Heavy rains cause dam to flood Outer Damascus city, residents evacuated

AMMAN: Thousands of people in the opposition-held Outer Damascus city of Dumayr were displaced on Thursday after heavy rains caused a nearby dam to overflow and flood much of the city the night before.

The dam near Dumayr, an opposition-held city 40km northeast of Damascus that is under a ceasefire with the regime, failed to hold back rising waters on Wednesday evening after 24 hours of nonstop rain, local sources told Syria Direct.

Floodwaters spilled out of the dam and rushed through much of the northern half of Dumayr, forcing the evacuation of residents. Some three thousand residents of three existing shelters for internally displaced people—most of them from East Ghouta and south Damascus—were also evacuated.

 Floodwaters in Dumayr on Thursday. Photo courtesy of Dumayr Live.

“The water came rushing down on us in a muddy torrent last night while we were sleeping,” Hala, a displaced resident of one of the shelters, told Syria Direct on Thursday.

“The water came up to the windows of the center, swept away tents and damaged residences nearby,” she added.

The civilian local council in Dumayr as well as the Syrian Arab Red Crescent (SARC) mobilized to rescue and evacuate residents trapped by the floods late Wednesday night. Local rebels with Jaish al-Islam and the Free Syrian Army’s Forces of Martyr Ahmad Abdo also participated in the operations.

Some of the three thousand people evacuated on Wednesday night are now living in temporary housing elsewhere in Dumayr, while others are staying with relatives and neighbors.

The rain that led to the overflow at the dam stopped on Thursday, but “water is still filling the streets,” Firas a-Lahham, the president of the Dumayr Local Council told Syria Direct on Thursday.

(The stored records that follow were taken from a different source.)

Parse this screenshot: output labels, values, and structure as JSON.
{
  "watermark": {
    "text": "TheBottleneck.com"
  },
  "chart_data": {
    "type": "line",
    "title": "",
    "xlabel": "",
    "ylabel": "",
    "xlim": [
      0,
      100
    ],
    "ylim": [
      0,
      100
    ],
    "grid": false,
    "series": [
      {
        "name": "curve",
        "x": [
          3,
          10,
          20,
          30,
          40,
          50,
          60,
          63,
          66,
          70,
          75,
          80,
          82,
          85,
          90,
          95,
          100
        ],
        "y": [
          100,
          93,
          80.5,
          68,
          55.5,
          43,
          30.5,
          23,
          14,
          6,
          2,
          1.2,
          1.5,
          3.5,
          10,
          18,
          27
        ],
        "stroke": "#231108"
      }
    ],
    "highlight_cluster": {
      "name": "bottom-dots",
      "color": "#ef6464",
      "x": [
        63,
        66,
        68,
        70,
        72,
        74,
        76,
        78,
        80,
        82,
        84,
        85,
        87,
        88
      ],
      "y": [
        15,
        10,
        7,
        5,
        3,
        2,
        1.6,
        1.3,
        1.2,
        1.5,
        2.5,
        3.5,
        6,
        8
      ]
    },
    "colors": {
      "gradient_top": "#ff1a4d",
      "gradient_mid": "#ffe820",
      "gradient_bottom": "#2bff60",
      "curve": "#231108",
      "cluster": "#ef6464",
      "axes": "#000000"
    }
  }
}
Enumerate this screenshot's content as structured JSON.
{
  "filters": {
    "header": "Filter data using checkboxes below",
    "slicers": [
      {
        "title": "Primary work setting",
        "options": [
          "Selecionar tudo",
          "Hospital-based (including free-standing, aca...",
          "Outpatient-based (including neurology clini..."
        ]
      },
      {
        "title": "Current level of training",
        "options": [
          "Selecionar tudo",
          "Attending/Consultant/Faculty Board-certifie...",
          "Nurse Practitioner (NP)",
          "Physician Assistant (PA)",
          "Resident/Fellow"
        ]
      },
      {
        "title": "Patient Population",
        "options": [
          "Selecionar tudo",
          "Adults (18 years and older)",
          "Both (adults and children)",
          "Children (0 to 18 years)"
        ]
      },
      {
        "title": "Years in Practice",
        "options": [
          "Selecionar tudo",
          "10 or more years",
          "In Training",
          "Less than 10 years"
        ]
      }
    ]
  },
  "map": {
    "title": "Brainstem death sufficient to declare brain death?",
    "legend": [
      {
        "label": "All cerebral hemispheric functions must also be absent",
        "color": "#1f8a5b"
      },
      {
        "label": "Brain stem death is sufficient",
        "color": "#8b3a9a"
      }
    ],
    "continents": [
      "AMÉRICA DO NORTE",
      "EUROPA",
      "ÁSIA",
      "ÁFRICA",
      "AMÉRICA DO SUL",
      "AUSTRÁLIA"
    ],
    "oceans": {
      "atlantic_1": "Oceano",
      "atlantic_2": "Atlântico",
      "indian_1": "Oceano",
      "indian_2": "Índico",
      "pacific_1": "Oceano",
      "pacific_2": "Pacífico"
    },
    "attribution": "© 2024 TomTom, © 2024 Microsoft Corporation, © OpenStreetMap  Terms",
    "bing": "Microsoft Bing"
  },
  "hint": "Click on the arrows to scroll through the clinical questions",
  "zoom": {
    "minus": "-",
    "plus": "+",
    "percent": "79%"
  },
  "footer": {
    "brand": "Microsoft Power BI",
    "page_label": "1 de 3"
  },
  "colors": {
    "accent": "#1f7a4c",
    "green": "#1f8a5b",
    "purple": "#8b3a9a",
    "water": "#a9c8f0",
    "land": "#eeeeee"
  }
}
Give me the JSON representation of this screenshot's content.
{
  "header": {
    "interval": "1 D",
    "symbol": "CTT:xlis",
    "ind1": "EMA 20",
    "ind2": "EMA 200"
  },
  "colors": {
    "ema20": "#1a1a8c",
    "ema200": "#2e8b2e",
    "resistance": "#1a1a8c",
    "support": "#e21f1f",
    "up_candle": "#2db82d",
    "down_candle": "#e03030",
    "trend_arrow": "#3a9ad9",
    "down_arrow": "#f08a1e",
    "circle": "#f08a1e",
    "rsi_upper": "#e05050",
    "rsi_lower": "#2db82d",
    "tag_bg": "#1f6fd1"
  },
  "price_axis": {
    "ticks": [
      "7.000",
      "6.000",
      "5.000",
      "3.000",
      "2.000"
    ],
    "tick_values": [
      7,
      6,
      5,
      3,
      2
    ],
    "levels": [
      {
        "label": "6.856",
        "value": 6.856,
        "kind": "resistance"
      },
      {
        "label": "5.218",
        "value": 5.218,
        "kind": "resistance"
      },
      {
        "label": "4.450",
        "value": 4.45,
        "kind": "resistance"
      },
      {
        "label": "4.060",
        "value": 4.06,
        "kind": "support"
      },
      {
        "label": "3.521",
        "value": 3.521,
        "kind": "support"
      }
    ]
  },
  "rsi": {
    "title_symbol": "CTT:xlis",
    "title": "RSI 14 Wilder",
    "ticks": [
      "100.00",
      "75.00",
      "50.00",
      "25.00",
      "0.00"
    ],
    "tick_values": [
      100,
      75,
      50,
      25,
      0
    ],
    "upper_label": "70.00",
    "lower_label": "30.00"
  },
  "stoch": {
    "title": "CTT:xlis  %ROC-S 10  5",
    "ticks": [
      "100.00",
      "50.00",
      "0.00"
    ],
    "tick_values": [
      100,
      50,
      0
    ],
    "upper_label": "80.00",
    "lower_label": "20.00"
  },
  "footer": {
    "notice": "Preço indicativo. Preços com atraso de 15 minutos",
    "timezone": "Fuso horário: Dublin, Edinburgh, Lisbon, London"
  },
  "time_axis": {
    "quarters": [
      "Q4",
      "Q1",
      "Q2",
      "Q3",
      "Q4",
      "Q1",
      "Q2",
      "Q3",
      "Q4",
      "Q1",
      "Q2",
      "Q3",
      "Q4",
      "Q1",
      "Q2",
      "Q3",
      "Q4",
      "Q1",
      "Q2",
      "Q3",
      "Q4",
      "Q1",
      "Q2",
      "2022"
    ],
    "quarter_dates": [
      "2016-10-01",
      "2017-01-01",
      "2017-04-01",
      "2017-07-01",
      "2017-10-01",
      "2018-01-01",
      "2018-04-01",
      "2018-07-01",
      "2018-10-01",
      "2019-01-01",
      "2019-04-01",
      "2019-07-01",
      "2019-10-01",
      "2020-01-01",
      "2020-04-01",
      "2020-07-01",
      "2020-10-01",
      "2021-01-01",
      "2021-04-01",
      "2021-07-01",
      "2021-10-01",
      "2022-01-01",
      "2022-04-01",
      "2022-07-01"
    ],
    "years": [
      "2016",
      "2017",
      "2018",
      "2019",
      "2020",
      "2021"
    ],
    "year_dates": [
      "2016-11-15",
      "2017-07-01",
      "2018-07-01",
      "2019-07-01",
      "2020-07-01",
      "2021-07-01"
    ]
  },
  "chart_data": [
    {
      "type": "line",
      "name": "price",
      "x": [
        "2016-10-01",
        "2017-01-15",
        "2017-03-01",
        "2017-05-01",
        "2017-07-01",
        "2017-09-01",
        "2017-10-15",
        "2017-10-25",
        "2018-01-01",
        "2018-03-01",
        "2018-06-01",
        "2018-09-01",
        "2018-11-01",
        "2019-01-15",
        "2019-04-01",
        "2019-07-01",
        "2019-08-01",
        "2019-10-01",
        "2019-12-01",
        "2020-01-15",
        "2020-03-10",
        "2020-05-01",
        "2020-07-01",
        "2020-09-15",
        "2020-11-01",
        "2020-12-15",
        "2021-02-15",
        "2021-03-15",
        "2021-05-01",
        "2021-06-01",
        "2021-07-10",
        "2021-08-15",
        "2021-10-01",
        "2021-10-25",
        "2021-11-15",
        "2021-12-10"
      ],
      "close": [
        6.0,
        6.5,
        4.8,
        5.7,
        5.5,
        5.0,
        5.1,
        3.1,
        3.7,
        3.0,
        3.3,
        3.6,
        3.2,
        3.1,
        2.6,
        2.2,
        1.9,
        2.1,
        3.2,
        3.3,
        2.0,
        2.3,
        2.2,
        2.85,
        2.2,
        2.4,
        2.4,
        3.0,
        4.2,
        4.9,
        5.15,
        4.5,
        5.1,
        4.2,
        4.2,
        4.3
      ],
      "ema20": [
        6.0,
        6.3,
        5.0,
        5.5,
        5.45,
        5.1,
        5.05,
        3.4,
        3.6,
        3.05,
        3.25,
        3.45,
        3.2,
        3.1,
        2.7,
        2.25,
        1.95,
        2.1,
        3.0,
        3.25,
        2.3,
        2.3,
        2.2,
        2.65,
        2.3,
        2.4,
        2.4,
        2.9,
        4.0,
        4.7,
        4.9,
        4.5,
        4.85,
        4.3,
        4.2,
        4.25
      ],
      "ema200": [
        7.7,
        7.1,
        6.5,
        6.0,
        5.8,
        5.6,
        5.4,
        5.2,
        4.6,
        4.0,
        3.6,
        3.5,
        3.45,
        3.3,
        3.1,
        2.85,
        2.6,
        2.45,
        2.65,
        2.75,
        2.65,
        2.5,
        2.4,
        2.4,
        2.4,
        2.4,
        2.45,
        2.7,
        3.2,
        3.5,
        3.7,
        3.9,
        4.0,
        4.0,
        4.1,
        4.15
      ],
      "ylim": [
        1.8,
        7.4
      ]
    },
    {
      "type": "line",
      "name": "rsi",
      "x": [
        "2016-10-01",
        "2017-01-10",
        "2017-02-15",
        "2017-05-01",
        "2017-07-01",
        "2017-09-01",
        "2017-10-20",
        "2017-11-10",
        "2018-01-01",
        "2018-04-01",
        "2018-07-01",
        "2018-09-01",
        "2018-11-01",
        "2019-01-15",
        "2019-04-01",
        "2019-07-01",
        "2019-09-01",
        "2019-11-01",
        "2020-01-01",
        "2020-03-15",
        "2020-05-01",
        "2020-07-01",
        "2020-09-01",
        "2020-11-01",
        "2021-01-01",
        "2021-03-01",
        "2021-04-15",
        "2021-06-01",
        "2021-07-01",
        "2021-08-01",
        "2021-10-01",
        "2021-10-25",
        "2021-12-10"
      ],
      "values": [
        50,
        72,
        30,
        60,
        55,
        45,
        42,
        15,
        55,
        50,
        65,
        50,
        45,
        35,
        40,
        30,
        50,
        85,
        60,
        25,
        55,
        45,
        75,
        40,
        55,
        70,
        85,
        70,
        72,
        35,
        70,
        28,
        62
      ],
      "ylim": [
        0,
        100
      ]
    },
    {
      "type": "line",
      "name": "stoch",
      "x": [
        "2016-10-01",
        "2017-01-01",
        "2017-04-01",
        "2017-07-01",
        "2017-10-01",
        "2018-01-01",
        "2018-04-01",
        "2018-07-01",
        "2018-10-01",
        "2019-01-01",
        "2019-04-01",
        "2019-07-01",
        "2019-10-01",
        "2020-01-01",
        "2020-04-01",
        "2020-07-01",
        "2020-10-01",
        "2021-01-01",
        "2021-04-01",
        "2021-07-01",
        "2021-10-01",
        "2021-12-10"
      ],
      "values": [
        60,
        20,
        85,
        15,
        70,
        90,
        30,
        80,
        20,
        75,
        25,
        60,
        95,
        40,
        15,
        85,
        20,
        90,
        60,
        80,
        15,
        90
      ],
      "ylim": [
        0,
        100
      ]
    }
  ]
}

 A flooded street in Dumayr on Thursday. Photo courtesy of Dumayr Now.

The floodwaters, which reached the center of the city, “left huge damage,” he said. “We couldn’t control it.” Two districts of the city were affected, added a-Lahham.

The Dumayr dam, one kilometer north of the city, was built in the 1960s after multiple floods in earlier years devastated the area, damaging property and killing residents. The structure holds back water that flows down to relatively low-lying Dumayr from surrounding areas in the east Qalamoun Mountains.

Local Council president a-Lahham believes that the dam failed on Wednesday night due to years of neglect.

"The dam needs cleaning,” a-Lahham said. “It contains approximately 15,000 cubic meters of dirt and debris.” The Dumayr municipality was taking bids to clean the dam before the revolution broke out in 2011, after which the project was never completed.

“I am calling on all humanitarian organizations to undertake a project to clean the dam as soon as possible to avoid a disastrous situation,” said the council president.

“Any strong rain will cause a repeat of the same scenario.”

Alaa Nassar

Alaa was forced to flee Damascus with her family because of the pressure from the Syrian regime in 2013. She was a student of Arabic Language & Literature at the University of Damascus. She came to Syria Direct because she hopes to find a new direction in her life and to show the world what is happening in her country.

Maria Nelson

Maria Nelson was a 2014-2015 fellow at the Center for Arabic Study Abroad program (CASA I) in Amman, Jordan. She holds a BA in Near Eastern Studies from Princeton University, with a certificate in Arabic Language and Culture.